And it will be truly regional. In 2030, 70 percent of the residents and 85 percent of the jobs in the Sound Transit district will be within easy walking distance or a single bus ride to commuter or light rail. That’s good news for business owners, who want to attract the best employees; workers, who want alternatives to sitting in traffic; and environmentalists, who understand that mass transit is a critical tool in the fight against climate pollution.
Although some say now isn’t the perfect time and this isn’t the perfect plan, we believe Proposition 1 is the best mix of bus, commuter and light rail. We’ve all seen Sound Transit’s buses, with the big blue wave, on our roads and freeways and, with this measure, you’ll see more of them. But light rail is the most cost-effective option in the long run, and it provides commuters with the most reliable way to get from home to work and back.
Now is the time to create family-wage jobs building a future that will save businesses and families both time and money.

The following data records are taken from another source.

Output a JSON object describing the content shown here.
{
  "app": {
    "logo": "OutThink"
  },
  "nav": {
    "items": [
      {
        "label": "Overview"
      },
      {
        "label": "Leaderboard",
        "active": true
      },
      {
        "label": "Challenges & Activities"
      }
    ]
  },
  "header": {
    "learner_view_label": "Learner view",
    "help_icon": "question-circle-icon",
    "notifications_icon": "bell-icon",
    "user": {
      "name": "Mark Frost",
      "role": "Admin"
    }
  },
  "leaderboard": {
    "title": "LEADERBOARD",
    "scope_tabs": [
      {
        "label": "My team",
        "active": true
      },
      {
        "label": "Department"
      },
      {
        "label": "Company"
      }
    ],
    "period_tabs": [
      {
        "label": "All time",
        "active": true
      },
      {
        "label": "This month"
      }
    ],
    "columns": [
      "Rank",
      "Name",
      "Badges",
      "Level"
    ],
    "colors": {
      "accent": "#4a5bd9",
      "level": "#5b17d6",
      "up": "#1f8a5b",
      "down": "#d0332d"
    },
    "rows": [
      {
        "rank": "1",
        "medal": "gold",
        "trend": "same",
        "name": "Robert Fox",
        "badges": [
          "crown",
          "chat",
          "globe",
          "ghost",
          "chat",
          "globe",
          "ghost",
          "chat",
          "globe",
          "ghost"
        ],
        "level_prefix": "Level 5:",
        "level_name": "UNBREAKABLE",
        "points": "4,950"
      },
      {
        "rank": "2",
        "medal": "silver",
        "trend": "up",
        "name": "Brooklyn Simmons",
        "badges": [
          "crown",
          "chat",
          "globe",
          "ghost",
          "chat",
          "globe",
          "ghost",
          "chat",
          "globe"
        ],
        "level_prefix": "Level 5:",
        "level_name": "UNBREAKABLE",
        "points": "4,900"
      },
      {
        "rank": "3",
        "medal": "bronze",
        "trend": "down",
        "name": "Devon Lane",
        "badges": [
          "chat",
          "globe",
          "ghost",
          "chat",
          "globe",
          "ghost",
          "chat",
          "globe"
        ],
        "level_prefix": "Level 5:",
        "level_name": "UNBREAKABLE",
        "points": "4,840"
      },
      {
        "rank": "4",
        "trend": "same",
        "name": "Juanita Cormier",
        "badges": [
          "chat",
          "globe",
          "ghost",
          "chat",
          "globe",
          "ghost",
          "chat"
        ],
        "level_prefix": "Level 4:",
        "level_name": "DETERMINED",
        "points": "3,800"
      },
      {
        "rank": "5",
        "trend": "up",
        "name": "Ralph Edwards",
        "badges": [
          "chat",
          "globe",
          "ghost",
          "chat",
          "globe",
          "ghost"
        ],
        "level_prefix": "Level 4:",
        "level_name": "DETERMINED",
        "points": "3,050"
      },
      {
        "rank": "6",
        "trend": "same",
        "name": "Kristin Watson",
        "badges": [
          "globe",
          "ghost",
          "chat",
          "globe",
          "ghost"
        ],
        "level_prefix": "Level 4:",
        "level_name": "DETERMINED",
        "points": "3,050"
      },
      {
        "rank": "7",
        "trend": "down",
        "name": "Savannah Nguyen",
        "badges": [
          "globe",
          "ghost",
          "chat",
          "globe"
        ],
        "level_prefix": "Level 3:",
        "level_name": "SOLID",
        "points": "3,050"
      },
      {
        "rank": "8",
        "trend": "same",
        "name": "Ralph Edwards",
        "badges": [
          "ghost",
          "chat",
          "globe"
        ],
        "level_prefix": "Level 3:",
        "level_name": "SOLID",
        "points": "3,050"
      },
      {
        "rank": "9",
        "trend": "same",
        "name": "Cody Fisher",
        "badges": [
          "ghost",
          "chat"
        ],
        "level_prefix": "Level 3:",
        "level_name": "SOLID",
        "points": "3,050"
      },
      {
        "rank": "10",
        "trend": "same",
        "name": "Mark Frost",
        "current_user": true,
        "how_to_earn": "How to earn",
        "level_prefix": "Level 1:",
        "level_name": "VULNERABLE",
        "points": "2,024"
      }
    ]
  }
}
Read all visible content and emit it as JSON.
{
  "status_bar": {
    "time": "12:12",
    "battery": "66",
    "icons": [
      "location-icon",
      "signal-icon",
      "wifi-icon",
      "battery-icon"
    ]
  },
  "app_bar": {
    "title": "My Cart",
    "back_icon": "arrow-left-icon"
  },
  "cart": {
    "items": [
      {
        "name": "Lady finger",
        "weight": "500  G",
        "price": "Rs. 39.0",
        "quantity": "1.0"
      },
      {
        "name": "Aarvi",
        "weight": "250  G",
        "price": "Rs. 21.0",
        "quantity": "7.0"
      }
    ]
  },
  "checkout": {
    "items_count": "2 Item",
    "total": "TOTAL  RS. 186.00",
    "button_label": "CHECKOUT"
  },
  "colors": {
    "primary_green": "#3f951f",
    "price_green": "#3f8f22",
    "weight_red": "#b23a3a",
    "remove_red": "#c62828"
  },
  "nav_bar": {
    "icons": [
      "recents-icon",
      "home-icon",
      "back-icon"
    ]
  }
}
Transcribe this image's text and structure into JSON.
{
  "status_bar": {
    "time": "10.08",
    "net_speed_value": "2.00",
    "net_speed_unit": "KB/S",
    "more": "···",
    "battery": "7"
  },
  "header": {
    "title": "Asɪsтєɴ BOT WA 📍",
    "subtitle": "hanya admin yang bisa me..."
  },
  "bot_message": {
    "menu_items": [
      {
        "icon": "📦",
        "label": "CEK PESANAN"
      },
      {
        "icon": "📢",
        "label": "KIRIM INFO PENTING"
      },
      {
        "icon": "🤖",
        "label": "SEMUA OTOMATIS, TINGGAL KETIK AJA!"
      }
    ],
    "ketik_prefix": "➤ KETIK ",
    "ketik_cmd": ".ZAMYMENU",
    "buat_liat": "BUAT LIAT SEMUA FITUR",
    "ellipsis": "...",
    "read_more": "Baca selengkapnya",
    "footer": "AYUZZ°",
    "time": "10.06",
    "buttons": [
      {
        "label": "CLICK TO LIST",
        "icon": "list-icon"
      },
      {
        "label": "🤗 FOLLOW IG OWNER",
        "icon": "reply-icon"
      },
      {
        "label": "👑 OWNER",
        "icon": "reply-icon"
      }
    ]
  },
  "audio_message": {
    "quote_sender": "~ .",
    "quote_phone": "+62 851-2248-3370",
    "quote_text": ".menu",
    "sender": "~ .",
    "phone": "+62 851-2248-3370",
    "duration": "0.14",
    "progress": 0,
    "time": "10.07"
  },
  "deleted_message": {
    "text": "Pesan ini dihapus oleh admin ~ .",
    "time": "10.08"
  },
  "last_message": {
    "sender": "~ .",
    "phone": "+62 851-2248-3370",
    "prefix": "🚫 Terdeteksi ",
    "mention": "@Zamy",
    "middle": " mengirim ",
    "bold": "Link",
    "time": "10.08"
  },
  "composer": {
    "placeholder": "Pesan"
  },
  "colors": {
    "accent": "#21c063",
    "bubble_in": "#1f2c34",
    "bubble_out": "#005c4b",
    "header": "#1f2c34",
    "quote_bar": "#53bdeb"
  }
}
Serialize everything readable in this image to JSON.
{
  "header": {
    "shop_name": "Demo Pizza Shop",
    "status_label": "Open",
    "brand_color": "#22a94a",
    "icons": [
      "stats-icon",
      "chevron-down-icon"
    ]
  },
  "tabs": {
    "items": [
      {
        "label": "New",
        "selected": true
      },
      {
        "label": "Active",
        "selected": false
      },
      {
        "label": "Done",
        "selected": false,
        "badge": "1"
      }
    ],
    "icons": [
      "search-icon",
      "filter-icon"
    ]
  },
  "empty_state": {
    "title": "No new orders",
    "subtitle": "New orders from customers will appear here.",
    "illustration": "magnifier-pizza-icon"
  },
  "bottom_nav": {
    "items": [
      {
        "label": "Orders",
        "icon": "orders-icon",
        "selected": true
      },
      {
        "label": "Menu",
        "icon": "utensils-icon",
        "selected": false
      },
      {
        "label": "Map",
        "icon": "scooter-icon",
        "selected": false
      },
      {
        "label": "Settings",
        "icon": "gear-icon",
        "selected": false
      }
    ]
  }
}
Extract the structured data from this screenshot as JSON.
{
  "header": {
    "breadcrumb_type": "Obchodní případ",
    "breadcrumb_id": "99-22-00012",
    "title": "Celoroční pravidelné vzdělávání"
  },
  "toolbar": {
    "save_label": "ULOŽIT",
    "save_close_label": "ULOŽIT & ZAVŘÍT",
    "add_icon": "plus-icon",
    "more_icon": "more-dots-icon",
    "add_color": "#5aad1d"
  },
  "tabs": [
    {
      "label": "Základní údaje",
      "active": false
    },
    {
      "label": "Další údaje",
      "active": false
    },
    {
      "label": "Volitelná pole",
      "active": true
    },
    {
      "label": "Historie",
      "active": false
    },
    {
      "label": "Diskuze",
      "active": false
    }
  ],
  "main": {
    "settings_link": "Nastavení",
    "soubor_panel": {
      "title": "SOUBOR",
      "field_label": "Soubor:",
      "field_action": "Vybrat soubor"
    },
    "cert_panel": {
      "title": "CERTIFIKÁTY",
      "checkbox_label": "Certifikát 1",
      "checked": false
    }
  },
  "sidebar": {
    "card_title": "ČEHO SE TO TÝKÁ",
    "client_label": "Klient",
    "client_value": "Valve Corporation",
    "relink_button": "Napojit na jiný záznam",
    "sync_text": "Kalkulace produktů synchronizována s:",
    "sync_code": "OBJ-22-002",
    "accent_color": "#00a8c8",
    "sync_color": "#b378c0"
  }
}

Proposition 1 represents the best way for the region and the nation to return to prosperity. This investment in transportation solutions will create 69,000 construction-related jobs through 2020. Once the system is up and running, 47,000 jobs will be created, directly and indirectly, from maintenance and operations.
The price of Proposition 1 is $17.9 billion in inflation-adjusted dollars. For families with a median household income of $64,000, that breaks down to about $69 per year for each adult. We believe this represents good value. Our region has waited too long and we no longer have the luxury of more time and process. It is time to move forward and build solutions.
Tayloe Washburn is chairman of the Greater Seattle Chamber of Commerce, Mike O’Brien chairs the Cascade Chapter of the Sierra Club and David Freiboth is executive secretary of the King County Labor Council.